The Li River winding its way through the Karst Mountains, China 27 Sep 2016
About this photo
Originating from the Ma'oer Mountains in Xing'an County, Southern China, the Li River flows south, passing through the picturesque Karst Mountains en route to the South China Sea. A Karst landscape is formed gradually by the dissolution of soluble rocks such as limestone, dolomite and gypsum. Geographically, Karst areas can be identified by large underground drainage systems with sinkholes and caves; on the surface, they are defined by surreal limestone structures, such as bridges and arches that form gradually over time. The South China Karst is considered of the largest and most spectacular examples of a humid tropical to subtropical karst landscapes in the world, and is therefore a Unesco World Heritage Site. The area is spread over the provinces of Guizhou, Guangxi, Yunnan and Chongqing and covers a massive 176,228 hectares.
A 50 mile-section of the River Li cuts through the Karst Mountains, and cruises on this section of the river are very popular. Cruises come in different shapes and sizes, from 5-star luxury boats to bamboo rafts, but all pass through this surreal, atmospheric landscape of limestone structures.
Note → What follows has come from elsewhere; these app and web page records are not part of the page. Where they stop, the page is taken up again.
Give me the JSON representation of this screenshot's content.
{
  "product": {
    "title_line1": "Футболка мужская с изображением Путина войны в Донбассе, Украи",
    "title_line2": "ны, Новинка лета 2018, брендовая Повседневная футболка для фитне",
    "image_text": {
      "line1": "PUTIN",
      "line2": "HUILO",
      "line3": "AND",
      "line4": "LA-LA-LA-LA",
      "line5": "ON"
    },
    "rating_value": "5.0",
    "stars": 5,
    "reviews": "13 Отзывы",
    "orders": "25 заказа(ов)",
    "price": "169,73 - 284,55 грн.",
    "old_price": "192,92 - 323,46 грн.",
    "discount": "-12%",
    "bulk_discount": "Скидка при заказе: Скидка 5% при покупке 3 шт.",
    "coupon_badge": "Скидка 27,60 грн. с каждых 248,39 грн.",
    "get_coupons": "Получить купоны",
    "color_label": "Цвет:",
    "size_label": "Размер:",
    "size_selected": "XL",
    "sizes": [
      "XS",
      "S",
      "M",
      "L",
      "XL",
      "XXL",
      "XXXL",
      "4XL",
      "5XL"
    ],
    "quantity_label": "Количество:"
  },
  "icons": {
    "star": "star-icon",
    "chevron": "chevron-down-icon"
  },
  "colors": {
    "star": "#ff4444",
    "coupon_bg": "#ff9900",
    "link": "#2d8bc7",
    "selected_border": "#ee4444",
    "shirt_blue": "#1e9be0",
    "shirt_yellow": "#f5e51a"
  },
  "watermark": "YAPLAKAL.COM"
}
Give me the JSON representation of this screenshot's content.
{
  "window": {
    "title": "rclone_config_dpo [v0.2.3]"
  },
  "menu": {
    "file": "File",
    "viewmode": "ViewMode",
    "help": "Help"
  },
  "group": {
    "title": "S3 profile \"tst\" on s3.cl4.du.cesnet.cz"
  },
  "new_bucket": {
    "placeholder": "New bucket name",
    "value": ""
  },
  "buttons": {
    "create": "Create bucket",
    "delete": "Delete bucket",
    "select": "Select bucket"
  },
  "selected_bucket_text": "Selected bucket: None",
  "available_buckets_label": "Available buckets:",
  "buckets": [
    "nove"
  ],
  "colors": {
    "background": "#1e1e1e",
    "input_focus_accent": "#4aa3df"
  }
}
The Li River is so popular in China, that a scene from it appears on a 20 Yuan banknote. Experience the Li River Cruise for yourself with Insight Guides' The Best of China trip.